Zoe and I have begun our Hitchcock blogathon this month and today’s first review will be from Lauro O of FilmNerdBlog.
She has some great stuff on her site and I personally really enjoy her reviews, so if you don’t already follow her, I suggest you do so.
Thanks Laura for participating
Let’s see what she has to say about Hitchcock 3rd feature…The Lodger
Alfred Hitchcock is a legend for a reason. He was a prolific and innovative director, with an astounding back catalogue that includes some of the best films ever made. Fact. If you hadn’t already guessed, I’m a massive fan. I’ve been a fan of his work since I first saw Psycho, North by Northwest, Shadow of a Doubt and Vertigo, as a teenager. Until now I’d never gone as far back as the silent era before, but I’m really glad I gave this a go.

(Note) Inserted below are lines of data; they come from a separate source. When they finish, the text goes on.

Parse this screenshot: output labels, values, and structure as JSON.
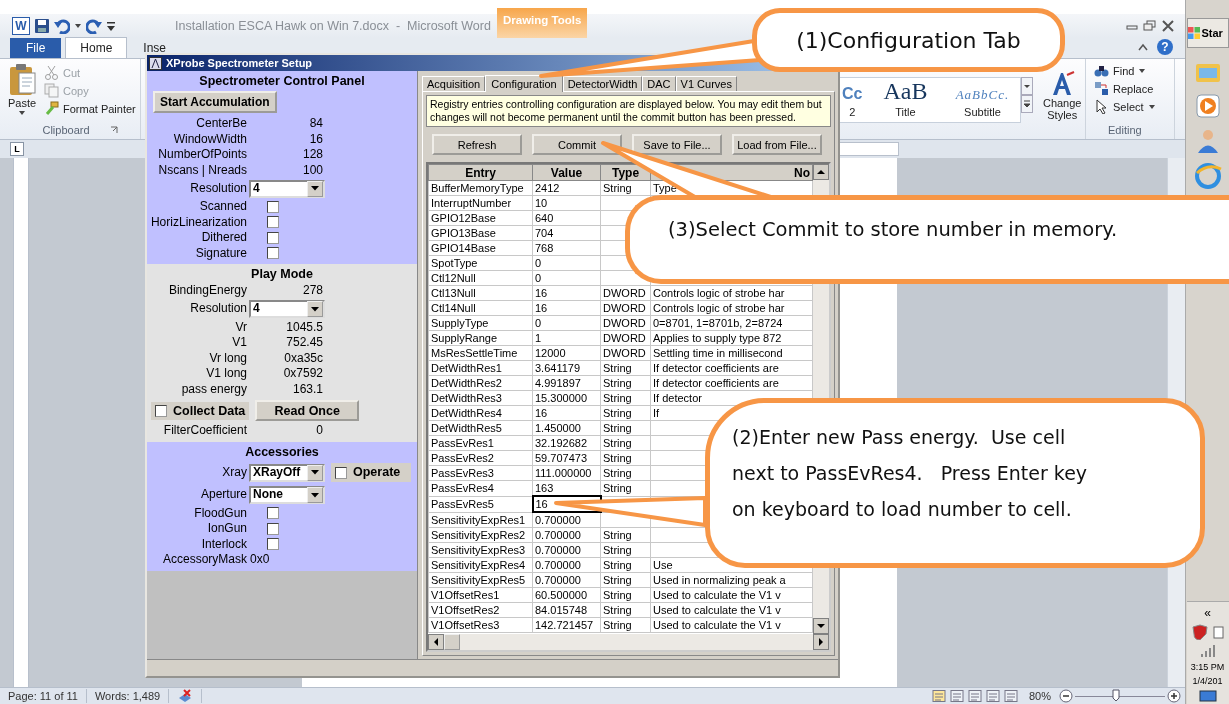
{
  "word": {
    "logo": "W",
    "title": "Installation ESCA Hawk on Win 7.docx  -  Microsoft Word",
    "contextual_tab": "Drawing Tools",
    "tabs": [
      {
        "label": "File",
        "kind": "file",
        "selected": false
      },
      {
        "label": "Home",
        "kind": "tab",
        "selected": true
      },
      {
        "label": "Inse",
        "kind": "tab",
        "selected": false
      }
    ],
    "clipboard": {
      "paste": "Paste",
      "items": [
        {
          "label": "Cut",
          "disabled": true
        },
        {
          "label": "Copy",
          "disabled": true
        },
        {
          "label": "Format Painter",
          "disabled": false
        }
      ],
      "group": "Clipboard"
    },
    "styles": [
      {
        "sample": "Cc",
        "label": "2",
        "kind": "heading"
      },
      {
        "sample": "AaB",
        "label": "Title",
        "kind": "title"
      },
      {
        "sample": "AaBbCc.",
        "label": "Subtitle",
        "kind": "subtitle"
      }
    ],
    "change_styles": "Change Styles",
    "editing": {
      "items": [
        {
          "label": "Find",
          "dropdown": true
        },
        {
          "label": "Replace",
          "dropdown": false
        },
        {
          "label": "Select",
          "dropdown": true
        }
      ],
      "group": "Editing"
    },
    "help": "?",
    "tab_selector": "L",
    "status_bar": {
      "page": "Page: 11 of 11",
      "words": "Words: 1,489",
      "zoom": "80%",
      "zoom_slider": {
        "level": 0.45
      }
    }
  },
  "taskbar": {
    "start": "Star",
    "expand": "«",
    "time": "3:15 PM",
    "date": "1/4/201"
  },
  "dialog": {
    "title": "XProbe Spectrometer Setup",
    "control_panel": {
      "heading": "Spectrometer Control Panel",
      "start_button": "Start Accumulation",
      "readings": [
        {
          "label": "CenterBe",
          "value": "84"
        },
        {
          "label": "WindowWidth",
          "value": "16"
        },
        {
          "label": "NumberOfPoints",
          "value": "128"
        },
        {
          "label": "Nscans | Nreads",
          "value": "100"
        }
      ],
      "resolution": {
        "label": "Resolution",
        "value": "4"
      },
      "options": [
        {
          "label": "Scanned",
          "checked": false
        },
        {
          "label": "HorizLinearization",
          "checked": false
        },
        {
          "label": "Dithered",
          "checked": false
        },
        {
          "label": "Signature",
          "checked": false
        }
      ]
    },
    "play_mode": {
      "heading": "Play Mode",
      "binding_energy": {
        "label": "BindingEnergy",
        "value": "278"
      },
      "resolution": {
        "label": "Resolution",
        "value": "4"
      },
      "readings": [
        {
          "label": "Vr",
          "value": "1045.5"
        },
        {
          "label": "V1",
          "value": "752.45"
        },
        {
          "label": "Vr long",
          "value": "0xa35c"
        },
        {
          "label": "V1 long",
          "value": "0x7592"
        },
        {
          "label": "pass energy",
          "value": "163.1"
        }
      ],
      "collect_data": {
        "label": "Collect Data",
        "checked": false
      },
      "read_once": "Read Once",
      "filter": {
        "label": "FilterCoefficient",
        "value": "0"
      }
    },
    "accessories": {
      "heading": "Accessories",
      "xray": {
        "label": "Xray",
        "value": "XRayOff"
      },
      "operate": {
        "label": "Operate",
        "checked": false
      },
      "aperture": {
        "label": "Aperture",
        "value": "None"
      },
      "options": [
        {
          "label": "FloodGun",
          "checked": false
        },
        {
          "label": "IonGun",
          "checked": false
        },
        {
          "label": "Interlock",
          "checked": false
        }
      ],
      "mask": {
        "label": "AccessoryMask",
        "value": "0x0"
      }
    },
    "tabs": [
      {
        "label": "Acquisition",
        "selected": false
      },
      {
        "label": "Configuration",
        "selected": true
      },
      {
        "label": "DetectorWidth",
        "selected": false
      },
      {
        "label": "DAC",
        "selected": false
      },
      {
        "label": "V1 Curves",
        "selected": false
      }
    ],
    "info": "Registry entries controlling configuration are displayed below. You may edit them but changes will not become permanent until the commit button has been pressed.",
    "buttons": [
      "Refresh",
      "Commit",
      "Save to File...",
      "Load from File..."
    ],
    "table": {
      "columns": [
        "Entry",
        "Value",
        "Type",
        "No"
      ],
      "rows": [
        {
          "entry": "BufferMemoryType",
          "value": "2412",
          "type": "String",
          "notes": "Type",
          "editing": false
        },
        {
          "entry": "InterruptNumber",
          "value": "10",
          "editing": false
        },
        {
          "entry": "GPIO12Base",
          "value": "640",
          "editing": false
        },
        {
          "entry": "GPIO13Base",
          "value": "704",
          "editing": false
        },
        {
          "entry": "GPIO14Base",
          "value": "768",
          "editing": false
        },
        {
          "entry": "SpotType",
          "value": "0",
          "editing": false
        },
        {
          "entry": "Ctl12Null",
          "value": "0",
          "editing": false
        },
        {
          "entry": "Ctl13Null",
          "value": "16",
          "type": "DWORD",
          "notes": "Controls logic of strobe har",
          "editing": false
        },
        {
          "entry": "Ctl14Null",
          "value": "16",
          "type": "DWORD",
          "notes": "Controls logic of strobe har",
          "editing": false
        },
        {
          "entry": "SupplyType",
          "value": "0",
          "type": "DWORD",
          "notes": "0=8701, 1=8701b, 2=8724",
          "editing": false
        },
        {
          "entry": "SupplyRange",
          "value": "1",
          "type": "DWORD",
          "notes": "Applies to supply type 872",
          "editing": false
        },
        {
          "entry": "MsResSettleTime",
          "value": "12000",
          "type": "DWORD",
          "notes": "Settling time in millisecond",
          "editing": false
        },
        {
          "entry": "DetWidthRes1",
          "value": "3.641179",
          "type": "String",
          "notes": "If detector coefficients are",
          "editing": false
        },
        {
          "entry": "DetWidthRes2",
          "value": "4.991897",
          "type": "String",
          "notes": "If detector coefficients are",
          "editing": false
        },
        {
          "entry": "DetWidthRes3",
          "value": "15.300000",
          "type": "String",
          "notes": "If detector",
          "editing": false
        },
        {
          "entry": "DetWidthRes4",
          "value": "16",
          "type": "String",
          "notes": "If",
          "editing": false
        },
        {
          "entry": "DetWidthRes5",
          "value": "1.450000",
          "type": "String",
          "editing": false
        },
        {
          "entry": "PassEvRes1",
          "value": "32.192682",
          "type": "String",
          "editing": false
        },
        {
          "entry": "PassEvRes2",
          "value": "59.707473",
          "type": "String",
          "editing": false
        },
        {
          "entry": "PassEvRes3",
          "value": "111.000000",
          "type": "String",
          "editing": false
        },
        {
          "entry": "PassEvRes4",
          "value": "163",
          "type": "String",
          "editing": false
        },
        {
          "entry": "PassEvRes5",
          "value": "16",
          "editing": true
        },
        {
          "entry": "SensitivityExpRes1",
          "value": "0.700000",
          "editing": false
        },
        {
          "entry": "SensitivityExpRes2",
          "value": "0.700000",
          "type": "String",
          "editing": false
        },
        {
          "entry": "SensitivityExpRes3",
          "value": "0.700000",
          "type": "String",
          "editing": false
        },
        {
          "entry": "SensitivityExpRes4",
          "value": "0.700000",
          "type": "String",
          "notes": "Use",
          "editing": false
        },
        {
          "entry": "SensitivityExpRes5",
          "value": "0.700000",
          "type": "String",
          "notes": "Used in normalizing peak a",
          "editing": false
        },
        {
          "entry": "V1OffsetRes1",
          "value": "60.500000",
          "type": "String",
          "notes": "Used to calculate the V1 v",
          "editing": false
        },
        {
          "entry": "V1OffsetRes2",
          "value": "84.015748",
          "type": "String",
          "notes": "Used to calculate the V1 v",
          "editing": false
        },
        {
          "entry": "V1OffsetRes3",
          "value": "142.721457",
          "type": "String",
          "notes": "Used to calculate the V1 v",
          "editing": false
        }
      ]
    }
  },
  "callouts": [
    {
      "text": "(1)Configuration Tab"
    },
    {
      "text": "(3)Select Commit to store number in memory."
    },
    {
      "text": "(2)Enter new Pass energy.  Use cell\nnext to PassEvRes4.   Press Enter key\non keyboard to load number to cell."
    }
  ]
}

Hitchcock transports us to a gloomy and, umm, foggy London, where there’s a killer on the loose. Known as “The Avenger” for the calling card he leaves at each crime scene, the unseen antagonist has a penchant for blondes. Much like Hitchcock himself.
Cut to the Bunting house, home of Mr and Mrs Bunting and their daughter Daisy, and soon to be home of the titular lodger. There is an obvious attraction between Daisy and the lodger, but his odd behaviour soon raises suspicions and there’s genuine fear for her safety. The lodger is a stranger after all, and Daisy has a head of golden curls. Golden curls that The Avenger likes so much.
There are several very striking things about The Lodger. Firstly, once you get past the lack of audio dialogue it really is amazing quite how well this film stands up, all these years later. I mean, my grandparents hadn’t even been born when this came out! Yes, the acting style is very different from anything I’m used to. It may seem hammy at first, but when you think about it, the actors had to convey all their emotions through facial expressions and gestures. I think what they achieve is actually very impressive.
The music is a bit OTT too, but again, I think that’s forgivable seeing as they didn’t have the luxury of dialogue, tone of voice or sound effects.
Then there’s the fact that Hitch was already playing with the medium, sensibilities and expectations of what’s possible on film. Some of the visual flourishes are extremely clever, especially when you consider that cinema really was in its infancy. I direct you to the glass ceiling Hitch uses to show the lodger pacing back and forth in the room above the Buntings.
Oh, and as if that weren’t enough, we get to see the sprouting seedling of one of Hitch’s core themes. A theme that he would come back to again and again throughout the entire length of his career. From The 39 Steps, to North by Northwest, from Frenzy to the aptly titled The Wrong Man. The theme is of course, that of the wrong man – the man whom everyone thinks done it. I got a real thrill to see such an early example of this, having seem it so many times throughout his later work.
It really is classic Hitchcock with all the trimmings, and even though this is right at the start of old Hitch’s 50+ year career, we can already see the seeds of the future brilliance that would make him possibly the most influential director ever. All hail Hitchcock!
Also, Ivor Novello was kind of hot.
You could go and find a trailer but I think you should just watch the whole thing here: